» TO DO
Give each entry back by retyping it exactly as written.

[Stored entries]
Segment Open

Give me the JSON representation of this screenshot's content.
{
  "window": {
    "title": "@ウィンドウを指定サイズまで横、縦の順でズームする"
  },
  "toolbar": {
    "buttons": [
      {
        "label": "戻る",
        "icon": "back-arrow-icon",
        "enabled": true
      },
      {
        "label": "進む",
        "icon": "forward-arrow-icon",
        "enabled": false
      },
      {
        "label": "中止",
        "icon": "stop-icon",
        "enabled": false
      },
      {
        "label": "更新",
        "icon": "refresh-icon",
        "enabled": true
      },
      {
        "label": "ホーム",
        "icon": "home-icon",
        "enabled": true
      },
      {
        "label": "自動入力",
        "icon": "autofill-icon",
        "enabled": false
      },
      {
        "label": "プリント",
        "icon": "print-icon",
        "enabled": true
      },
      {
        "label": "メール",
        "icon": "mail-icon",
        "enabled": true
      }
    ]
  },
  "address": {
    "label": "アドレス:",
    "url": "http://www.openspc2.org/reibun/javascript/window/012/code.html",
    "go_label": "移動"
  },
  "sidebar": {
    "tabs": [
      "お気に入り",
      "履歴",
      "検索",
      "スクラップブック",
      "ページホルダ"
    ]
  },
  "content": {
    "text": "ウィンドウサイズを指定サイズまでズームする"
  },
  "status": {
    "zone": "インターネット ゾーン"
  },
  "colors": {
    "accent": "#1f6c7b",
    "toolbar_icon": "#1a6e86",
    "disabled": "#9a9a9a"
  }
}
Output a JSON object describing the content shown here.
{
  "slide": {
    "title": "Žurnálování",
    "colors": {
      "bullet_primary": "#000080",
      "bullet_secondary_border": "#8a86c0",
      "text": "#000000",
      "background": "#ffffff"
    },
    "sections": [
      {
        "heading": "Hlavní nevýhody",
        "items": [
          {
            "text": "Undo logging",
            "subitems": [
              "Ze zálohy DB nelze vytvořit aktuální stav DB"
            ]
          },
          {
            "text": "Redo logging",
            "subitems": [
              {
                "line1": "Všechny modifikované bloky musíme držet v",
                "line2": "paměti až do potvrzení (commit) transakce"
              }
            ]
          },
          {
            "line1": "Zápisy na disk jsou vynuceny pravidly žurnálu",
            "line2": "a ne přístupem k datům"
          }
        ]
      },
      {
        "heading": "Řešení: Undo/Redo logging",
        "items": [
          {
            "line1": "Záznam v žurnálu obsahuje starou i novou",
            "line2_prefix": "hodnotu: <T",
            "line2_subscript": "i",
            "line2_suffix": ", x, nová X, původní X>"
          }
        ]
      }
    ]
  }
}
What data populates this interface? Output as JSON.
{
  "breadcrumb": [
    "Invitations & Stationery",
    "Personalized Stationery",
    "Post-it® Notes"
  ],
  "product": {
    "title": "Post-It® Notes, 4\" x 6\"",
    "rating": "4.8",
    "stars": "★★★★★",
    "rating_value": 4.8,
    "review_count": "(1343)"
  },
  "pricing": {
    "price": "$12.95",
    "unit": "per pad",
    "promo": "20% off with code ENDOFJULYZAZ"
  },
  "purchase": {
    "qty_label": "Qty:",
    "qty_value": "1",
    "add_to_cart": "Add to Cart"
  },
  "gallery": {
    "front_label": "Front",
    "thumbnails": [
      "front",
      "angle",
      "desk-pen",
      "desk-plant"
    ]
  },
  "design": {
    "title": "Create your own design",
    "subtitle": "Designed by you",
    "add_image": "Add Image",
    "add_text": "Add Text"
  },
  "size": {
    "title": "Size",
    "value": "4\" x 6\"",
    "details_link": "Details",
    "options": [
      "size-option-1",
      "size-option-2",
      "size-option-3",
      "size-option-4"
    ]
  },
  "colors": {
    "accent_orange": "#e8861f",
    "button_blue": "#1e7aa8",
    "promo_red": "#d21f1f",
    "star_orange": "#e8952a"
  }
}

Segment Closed

» EXPECTED ANSWER
Give me the JSON representation of this screenshot's content.
{
  "window": {
    "title": "@ウィンドウを指定サイズまで横、縦の順でズームする"
  },
  "toolbar": {
    "buttons": [
      {
        "label": "戻る",
        "icon": "back-arrow-icon",
        "enabled": true
      },
      {
        "label": "進む",
        "icon": "forward-arrow-icon",
        "enabled": false
      },
      {
        "label": "中止",
        "icon": "stop-icon",
        "enabled": false
      },
      {
        "label": "更新",
        "icon": "refresh-icon",
        "enabled": true
      },
      {
        "label": "ホーム",
        "icon": "home-icon",
        "enabled": true
      },
      {
        "label": "自動入力",
        "icon": "autofill-icon",
        "enabled": false
      },
      {
        "label": "プリント",
        "icon": "print-icon",
        "enabled": true
      },
      {
        "label": "メール",
        "icon": "mail-icon",
        "enabled": true
      }
    ]
  },
  "address": {
    "label": "アドレス:",
    "url": "http://www.openspc2.org/reibun/javascript/window/012/code.html",
    "go_label": "移動"
  },
  "sidebar": {
    "tabs": [
      "お気に入り",
      "履歴",
      "検索",
      "スクラップブック",
      "ページホルダ"
    ]
  },
  "content": {
    "text": "ウィンドウサイズを指定サイズまでズームする"
  },
  "status": {
    "zone": "インターネット ゾーン"
  },
  "colors": {
    "accent": "#1f6c7b",
    "toolbar_icon": "#1a6e86",
    "disabled": "#9a9a9a"
  }
}
Output a JSON object describing the content shown here.
{
  "slide": {
    "title": "Žurnálování",
    "colors": {
      "bullet_primary": "#000080",
      "bullet_secondary_border": "#8a86c0",
      "text": "#000000",
      "background": "#ffffff"
    },
    "sections": [
      {
        "heading": "Hlavní nevýhody",
        "items": [
          {
            "text": "Undo logging",
            "subitems": [
              "Ze zálohy DB nelze vytvořit aktuální stav DB"
            ]
          },
          {
            "text": "Redo logging",
            "subitems": [
              {
                "line1": "Všechny modifikované bloky musíme držet v",
                "line2": "paměti až do potvrzení (commit) transakce"
              }
            ]
          },
          {
            "line1": "Zápisy na disk jsou vynuceny pravidly žurnálu",
            "line2": "a ne přístupem k datům"
          }
        ]
      },
      {
        "heading": "Řešení: Undo/Redo logging",
        "items": [
          {
            "line1": "Záznam v žurnálu obsahuje starou i novou",
            "line2_prefix": "hodnotu: <T",
            "line2_subscript": "i",
            "line2_suffix": ", x, nová X, původní X>"
          }
        ]
      }
    ]
  }
}
What data populates this interface? Output as JSON.
{
  "breadcrumb": [
    "Invitations & Stationery",
    "Personalized Stationery",
    "Post-it® Notes"
  ],
  "product": {
    "title": "Post-It® Notes, 4\" x 6\"",
    "rating": "4.8",
    "stars": "★★★★★",
    "rating_value": 4.8,
    "review_count": "(1343)"
  },
  "pricing": {
    "price": "$12.95",
    "unit": "per pad",
    "promo": "20% off with code ENDOFJULYZAZ"
  },
  "purchase": {
    "qty_label": "Qty:",
    "qty_value": "1",
    "add_to_cart": "Add to Cart"
  },
  "gallery": {
    "front_label": "Front",
    "thumbnails": [
      "front",
      "angle",
      "desk-pen",
      "desk-plant"
    ]
  },
  "design": {
    "title": "Create your own design",
    "subtitle": "Designed by you",
    "add_image": "Add Image",
    "add_text": "Add Text"
  },
  "size": {
    "title": "Size",
    "value": "4\" x 6\"",
    "details_link": "Details",
    "options": [
      "size-option-1",
      "size-option-2",
      "size-option-3",
      "size-option-4"
    ]
  },
  "colors": {
    "accent_orange": "#e8861f",
    "button_blue": "#1e7aa8",
    "promo_red": "#d21f1f",
    "star_orange": "#e8952a"
  }
}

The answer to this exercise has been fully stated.